He said that in Russia, by official figures alone, there were 269,000 drug addicts, although the real figure was much higher.

Putin said law enforcement bodies, including the border guards, had to step up action against drug smuggling. And health authorities should increase the number of drug rehabilitation centers, especially for addicts from poor backgrounds.




Babi Yar Revisited



KIEV (AP) -- Today's terrorists are followers of Nazi methods and cannot be forgiven, Ukrainian President Leonid Kuchma said Saturday as his country marked the 60th anniversary of the Babi Yar Holocaust massacre.

In an appeal to Ukrainians, Kuchma said mass killing of civilians was the most severe crime against humanity, based on "boundless and ruthless terrorism."

Warning that modern terrorism could prompt worldwide catastrophe, Kuchma said: "We must confront it all together, in a coordinated way that would use every country's potential.

"This is the only way to avoid ? new Babi Yars, of the same cruelty but 100 times more terrible in their scope and consequences."

More than 33,000 Jews were killed over just several days of the Babi Yar horror, which began in late September 1941. Between 100,000 and 200,000 people, including non-Jews, are believed to have been killed at the Babi Yar ravine.




Ukraine Jails 2



LVIV, Ukraine (AP) -- In a high-profile case that has fueled Russian-Ukrainian ethnic tensions, two men were sentenced Friday to long prison terms for beating to death a Ukrainian composer.

The regional court in Lviv, western Ukraine, found Dmitry Voronov and Yury Kalynin guilty of premeditated murder and sentenced them to 15 and 12 years in prison, respectively, court officials said. The two were also ordered to pay 50,000 hryvna ($9,430) in fines to the late composer Igor Bilozir's relatives.

Bilozir died in late May 2000 following an argument that began in a coffee shop. Witnesses said Bilozir and his friends sang Ukrainian songs and protested Russian pop music playing at the cafe. Voronov and Kalynin were found guilty of beating Bilozir after he left the coffee shop. The two young men denied that the attack was premeditated.

The death of Bilozir prompted protests in the city, a stronghold of Ukrainian nationalist movements.




Kursk Lift to Resume



MOSCOW (AP) -- Deep-sea operations to raise the sunken nuclear submarine Kursk, suspended because of bad weather, could resume Monday, a navy official said Sunday.

Work on the hull was suspended Saturday because of stormy weather in the Barents Sea. The international team of divers and experts overseeing the operation intend to resume deep-sea operations to lift the vessel Monday, Northern Fleet spokesman Vladimir Navrotsky told Interfax.

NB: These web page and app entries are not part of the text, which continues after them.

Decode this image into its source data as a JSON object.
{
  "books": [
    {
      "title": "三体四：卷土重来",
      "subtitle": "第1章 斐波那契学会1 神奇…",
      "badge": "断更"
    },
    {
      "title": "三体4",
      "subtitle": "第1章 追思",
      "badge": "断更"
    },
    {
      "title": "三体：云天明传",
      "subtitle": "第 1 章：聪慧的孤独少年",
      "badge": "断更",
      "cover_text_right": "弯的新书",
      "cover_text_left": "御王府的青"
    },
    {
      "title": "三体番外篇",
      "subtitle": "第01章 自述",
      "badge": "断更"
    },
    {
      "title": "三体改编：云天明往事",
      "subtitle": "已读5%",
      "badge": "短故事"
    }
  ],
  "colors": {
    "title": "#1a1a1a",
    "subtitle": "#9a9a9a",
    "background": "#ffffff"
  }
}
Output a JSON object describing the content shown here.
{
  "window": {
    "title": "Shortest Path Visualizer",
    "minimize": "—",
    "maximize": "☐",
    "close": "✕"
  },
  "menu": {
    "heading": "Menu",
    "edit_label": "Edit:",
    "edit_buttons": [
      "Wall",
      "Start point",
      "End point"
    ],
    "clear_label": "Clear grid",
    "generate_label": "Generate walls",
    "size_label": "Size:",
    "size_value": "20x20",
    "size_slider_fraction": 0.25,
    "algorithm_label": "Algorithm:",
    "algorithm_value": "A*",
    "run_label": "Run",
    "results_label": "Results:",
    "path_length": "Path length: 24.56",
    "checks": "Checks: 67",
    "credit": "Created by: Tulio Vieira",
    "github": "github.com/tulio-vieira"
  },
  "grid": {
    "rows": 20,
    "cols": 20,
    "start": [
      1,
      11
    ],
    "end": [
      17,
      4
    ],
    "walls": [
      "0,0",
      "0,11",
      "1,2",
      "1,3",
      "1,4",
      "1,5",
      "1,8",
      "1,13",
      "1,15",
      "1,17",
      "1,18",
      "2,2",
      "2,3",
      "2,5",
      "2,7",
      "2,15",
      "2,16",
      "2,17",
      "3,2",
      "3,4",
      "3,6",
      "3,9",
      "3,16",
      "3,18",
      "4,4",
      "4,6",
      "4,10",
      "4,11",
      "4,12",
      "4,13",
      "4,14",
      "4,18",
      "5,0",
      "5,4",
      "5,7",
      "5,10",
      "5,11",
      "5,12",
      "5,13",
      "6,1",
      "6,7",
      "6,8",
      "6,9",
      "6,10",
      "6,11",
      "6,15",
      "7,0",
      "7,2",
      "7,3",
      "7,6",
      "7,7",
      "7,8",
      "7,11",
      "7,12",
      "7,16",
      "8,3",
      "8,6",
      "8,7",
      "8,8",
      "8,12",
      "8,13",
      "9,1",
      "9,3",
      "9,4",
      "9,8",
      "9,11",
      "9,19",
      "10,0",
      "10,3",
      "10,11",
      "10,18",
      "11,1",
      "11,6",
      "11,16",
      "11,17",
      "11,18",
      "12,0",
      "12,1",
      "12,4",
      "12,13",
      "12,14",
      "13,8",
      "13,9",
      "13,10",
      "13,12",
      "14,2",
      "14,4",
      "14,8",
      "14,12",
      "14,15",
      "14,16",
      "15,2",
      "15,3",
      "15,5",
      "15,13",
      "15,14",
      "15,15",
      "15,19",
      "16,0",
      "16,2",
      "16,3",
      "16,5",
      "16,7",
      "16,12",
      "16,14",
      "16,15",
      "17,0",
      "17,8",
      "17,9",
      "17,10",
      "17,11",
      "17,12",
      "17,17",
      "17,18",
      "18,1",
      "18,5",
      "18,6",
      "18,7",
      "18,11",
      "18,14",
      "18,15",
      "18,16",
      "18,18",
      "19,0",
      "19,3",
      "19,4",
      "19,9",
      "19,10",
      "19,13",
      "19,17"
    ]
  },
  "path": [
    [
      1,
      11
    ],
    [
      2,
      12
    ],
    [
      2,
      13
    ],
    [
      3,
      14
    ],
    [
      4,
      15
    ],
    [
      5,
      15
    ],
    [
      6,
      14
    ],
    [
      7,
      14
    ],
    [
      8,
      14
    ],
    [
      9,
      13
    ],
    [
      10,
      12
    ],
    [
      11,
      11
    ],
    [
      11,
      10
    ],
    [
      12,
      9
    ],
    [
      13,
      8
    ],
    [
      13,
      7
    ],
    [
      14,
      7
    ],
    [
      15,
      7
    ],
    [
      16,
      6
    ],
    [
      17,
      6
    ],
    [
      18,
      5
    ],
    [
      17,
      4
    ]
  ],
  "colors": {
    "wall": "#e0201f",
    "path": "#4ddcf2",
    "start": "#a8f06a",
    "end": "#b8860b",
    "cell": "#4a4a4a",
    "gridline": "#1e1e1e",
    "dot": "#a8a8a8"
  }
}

"But they need three or four days of good weather for this," Navrotsky said.

A jumbo barge that is to raise the sunken submarine stayed at the site of the ambitious operation Saturday and Sunday despite rough seas that have pushed back the lifting date. The Giant 4 barge was last week anchored over the submarine in preparation for the lifting of the vessel before weather delayed the operation.

Deputy Prime Minister Ilya Klebanov, in charge of the government commission on the Kursk, was to fly to Murmansk late Sunday, and later observe the operation to raise the submarine, Itar-Tass reported.




For the Record



The city's heating systems will go through a test phase this week before going into full operation Oct. 8-10, Interfax reported Saturday. Schools, hospitals and other public-sector organizations will be the first to receive heat, followed by residential buildings and industrial sites. (MT)

Iranian Defense Minister Ali Shamkhani is due to arrive in Moscow on Monday to discuss an upgrading of military cooperation between Russia and Iran, Interfax reported Sunday. He was set to meet with Defense Minister Sergei Ivanov and other officials.(AP)

Cambodian Prime Minister Hun Sen announced the postponement Friday of an official visit to Russia, slated for Oct. 1-4, because of the "complex" international situation since the Sept. 11 terrorist attacks against the United States. (AP)

Ukraine and the United States have finalized details on the usage of Ukrainian airspace by U.S. military transport planes, officials said Saturday. If needed, U.S. aircraft will fly over Ukraine at an altitude of no less than 9,100 meters and may use three military airfields and several air corridors, according to Interfax.